§ **About this exercise**:
The number of lines holding "APPLICATION" in the listing below is all you should give.
# # #
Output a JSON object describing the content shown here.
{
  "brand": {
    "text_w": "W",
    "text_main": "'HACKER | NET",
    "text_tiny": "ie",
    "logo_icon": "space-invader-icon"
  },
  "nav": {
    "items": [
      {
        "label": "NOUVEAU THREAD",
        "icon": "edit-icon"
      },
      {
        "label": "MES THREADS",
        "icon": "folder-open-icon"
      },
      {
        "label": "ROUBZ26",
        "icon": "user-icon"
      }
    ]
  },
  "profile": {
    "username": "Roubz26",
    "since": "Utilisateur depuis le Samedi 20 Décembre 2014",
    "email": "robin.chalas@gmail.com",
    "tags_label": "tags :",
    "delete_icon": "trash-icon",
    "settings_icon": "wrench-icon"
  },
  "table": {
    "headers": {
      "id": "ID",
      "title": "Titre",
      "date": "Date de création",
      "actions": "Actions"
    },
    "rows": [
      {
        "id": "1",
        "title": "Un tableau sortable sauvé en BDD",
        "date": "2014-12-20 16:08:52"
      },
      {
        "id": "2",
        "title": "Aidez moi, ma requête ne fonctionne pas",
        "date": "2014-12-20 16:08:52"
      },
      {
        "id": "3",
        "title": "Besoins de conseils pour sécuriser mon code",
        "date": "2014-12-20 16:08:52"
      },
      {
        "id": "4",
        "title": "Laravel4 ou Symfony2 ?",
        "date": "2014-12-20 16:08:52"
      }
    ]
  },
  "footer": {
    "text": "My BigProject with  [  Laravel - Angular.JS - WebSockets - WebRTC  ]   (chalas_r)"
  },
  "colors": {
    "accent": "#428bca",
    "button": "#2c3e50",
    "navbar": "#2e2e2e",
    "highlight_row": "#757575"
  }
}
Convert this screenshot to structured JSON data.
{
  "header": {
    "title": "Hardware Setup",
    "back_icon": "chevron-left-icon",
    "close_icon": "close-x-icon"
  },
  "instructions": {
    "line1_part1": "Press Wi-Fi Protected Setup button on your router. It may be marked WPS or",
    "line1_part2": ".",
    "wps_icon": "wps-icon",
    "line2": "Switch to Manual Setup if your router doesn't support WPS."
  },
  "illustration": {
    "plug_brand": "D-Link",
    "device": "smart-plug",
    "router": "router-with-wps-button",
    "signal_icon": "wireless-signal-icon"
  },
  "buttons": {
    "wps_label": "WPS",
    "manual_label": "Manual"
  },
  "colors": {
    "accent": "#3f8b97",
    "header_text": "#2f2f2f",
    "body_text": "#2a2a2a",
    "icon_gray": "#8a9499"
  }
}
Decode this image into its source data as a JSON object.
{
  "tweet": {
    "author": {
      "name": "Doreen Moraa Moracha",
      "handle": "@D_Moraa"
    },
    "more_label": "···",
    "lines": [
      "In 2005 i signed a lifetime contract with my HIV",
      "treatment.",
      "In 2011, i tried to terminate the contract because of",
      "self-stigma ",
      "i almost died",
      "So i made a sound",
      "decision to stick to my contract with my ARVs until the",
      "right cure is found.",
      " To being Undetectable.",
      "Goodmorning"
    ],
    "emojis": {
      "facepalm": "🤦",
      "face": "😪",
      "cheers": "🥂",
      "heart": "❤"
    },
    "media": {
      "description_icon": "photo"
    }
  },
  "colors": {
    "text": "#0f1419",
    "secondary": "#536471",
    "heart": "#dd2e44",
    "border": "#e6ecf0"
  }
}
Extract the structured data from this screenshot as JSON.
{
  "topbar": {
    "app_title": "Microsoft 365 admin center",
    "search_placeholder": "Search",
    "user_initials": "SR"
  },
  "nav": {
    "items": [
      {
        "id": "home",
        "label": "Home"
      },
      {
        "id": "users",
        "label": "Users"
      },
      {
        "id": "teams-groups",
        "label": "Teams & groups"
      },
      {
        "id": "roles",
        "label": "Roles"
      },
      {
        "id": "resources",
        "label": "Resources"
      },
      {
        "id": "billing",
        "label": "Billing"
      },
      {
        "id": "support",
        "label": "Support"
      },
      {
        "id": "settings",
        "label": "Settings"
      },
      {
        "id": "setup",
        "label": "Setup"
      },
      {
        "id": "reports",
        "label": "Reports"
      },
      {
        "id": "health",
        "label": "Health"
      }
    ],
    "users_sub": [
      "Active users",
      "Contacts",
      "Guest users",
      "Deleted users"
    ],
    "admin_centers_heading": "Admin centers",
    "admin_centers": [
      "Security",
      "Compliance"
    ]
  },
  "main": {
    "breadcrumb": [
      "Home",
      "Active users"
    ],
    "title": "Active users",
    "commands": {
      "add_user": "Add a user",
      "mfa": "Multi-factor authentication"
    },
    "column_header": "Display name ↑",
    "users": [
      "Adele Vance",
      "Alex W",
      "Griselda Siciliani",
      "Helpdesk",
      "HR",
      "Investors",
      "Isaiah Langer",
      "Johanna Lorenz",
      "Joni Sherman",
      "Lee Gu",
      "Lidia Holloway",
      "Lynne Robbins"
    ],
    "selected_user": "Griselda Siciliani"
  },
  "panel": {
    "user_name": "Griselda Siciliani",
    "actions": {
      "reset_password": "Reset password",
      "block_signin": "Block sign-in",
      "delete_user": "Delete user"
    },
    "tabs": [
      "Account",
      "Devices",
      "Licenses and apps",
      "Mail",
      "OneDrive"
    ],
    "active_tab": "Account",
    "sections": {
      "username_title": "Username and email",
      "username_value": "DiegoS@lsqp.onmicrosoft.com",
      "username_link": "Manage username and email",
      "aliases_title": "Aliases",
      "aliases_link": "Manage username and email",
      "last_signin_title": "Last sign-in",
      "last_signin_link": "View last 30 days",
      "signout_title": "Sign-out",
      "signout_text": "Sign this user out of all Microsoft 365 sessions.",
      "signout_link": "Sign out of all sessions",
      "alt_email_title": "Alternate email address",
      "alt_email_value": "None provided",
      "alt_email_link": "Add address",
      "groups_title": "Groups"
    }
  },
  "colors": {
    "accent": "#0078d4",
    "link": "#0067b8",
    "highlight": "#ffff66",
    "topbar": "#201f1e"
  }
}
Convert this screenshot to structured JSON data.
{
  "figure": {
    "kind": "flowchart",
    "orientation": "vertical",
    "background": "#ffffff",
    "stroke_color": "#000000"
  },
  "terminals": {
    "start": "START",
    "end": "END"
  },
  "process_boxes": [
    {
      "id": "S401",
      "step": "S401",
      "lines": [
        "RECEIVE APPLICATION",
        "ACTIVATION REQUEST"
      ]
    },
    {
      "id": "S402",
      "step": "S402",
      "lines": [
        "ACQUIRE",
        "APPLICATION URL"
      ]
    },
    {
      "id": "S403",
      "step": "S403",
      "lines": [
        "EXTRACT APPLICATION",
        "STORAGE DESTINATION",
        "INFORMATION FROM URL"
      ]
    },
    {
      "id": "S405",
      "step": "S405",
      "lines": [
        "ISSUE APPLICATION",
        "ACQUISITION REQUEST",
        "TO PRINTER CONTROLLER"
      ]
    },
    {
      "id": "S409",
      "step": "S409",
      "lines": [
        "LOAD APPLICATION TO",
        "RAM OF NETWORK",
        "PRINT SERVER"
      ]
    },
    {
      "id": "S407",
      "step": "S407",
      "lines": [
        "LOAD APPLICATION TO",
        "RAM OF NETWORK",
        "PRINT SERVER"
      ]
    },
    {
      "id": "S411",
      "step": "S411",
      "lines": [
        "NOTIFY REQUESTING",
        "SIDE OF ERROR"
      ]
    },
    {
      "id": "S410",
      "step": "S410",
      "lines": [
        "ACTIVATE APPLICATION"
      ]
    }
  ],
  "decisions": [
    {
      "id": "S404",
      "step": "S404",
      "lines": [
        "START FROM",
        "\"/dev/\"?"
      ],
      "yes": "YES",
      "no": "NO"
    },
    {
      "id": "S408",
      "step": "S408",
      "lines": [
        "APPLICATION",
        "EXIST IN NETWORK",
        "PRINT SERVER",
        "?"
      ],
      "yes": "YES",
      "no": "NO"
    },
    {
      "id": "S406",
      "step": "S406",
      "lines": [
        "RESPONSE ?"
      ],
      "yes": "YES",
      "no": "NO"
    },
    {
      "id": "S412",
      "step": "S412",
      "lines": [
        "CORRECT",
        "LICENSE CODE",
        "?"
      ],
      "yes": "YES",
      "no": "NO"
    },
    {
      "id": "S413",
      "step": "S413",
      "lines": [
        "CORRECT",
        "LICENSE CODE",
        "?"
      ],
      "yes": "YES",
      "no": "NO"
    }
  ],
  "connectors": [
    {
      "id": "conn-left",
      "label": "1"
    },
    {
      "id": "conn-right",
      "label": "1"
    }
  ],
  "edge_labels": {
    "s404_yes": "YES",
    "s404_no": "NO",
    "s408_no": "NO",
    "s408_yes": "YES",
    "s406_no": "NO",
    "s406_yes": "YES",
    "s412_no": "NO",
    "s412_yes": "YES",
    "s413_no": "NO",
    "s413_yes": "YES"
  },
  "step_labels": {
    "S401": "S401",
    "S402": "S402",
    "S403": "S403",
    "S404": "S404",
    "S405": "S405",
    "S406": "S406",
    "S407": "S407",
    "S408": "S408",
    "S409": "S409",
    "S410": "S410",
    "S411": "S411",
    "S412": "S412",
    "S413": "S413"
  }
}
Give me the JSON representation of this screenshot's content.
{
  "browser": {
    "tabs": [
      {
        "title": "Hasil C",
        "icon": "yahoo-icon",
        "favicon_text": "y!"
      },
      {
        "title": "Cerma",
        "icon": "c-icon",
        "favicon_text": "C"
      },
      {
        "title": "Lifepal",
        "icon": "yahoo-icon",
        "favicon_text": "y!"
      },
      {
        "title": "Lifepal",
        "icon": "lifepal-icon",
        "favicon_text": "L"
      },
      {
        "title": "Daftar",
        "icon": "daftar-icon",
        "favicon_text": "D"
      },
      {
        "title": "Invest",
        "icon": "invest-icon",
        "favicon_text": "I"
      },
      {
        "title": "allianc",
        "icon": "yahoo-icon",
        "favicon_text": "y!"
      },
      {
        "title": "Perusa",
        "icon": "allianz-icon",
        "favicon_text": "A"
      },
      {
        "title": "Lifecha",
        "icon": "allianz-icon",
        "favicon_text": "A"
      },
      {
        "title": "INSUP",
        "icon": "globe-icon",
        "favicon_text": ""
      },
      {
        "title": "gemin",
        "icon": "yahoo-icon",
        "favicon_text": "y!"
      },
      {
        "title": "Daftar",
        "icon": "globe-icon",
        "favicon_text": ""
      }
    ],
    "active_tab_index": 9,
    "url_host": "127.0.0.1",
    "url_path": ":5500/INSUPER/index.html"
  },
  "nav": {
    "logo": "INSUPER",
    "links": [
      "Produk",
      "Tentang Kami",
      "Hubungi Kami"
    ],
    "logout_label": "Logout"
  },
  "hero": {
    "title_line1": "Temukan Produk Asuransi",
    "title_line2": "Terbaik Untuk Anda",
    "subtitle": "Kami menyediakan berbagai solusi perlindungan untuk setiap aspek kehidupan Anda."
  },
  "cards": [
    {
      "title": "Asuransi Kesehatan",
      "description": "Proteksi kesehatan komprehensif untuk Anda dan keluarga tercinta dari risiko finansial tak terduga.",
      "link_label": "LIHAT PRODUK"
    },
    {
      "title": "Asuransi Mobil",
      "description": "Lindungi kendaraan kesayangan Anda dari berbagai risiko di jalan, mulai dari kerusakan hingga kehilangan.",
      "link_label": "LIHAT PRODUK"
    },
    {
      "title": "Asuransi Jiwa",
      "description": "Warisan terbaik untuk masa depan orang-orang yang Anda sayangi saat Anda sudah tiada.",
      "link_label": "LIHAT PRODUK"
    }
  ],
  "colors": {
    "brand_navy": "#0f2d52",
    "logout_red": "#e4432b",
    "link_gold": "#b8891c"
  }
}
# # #
§ **Solution for this exercise**:
8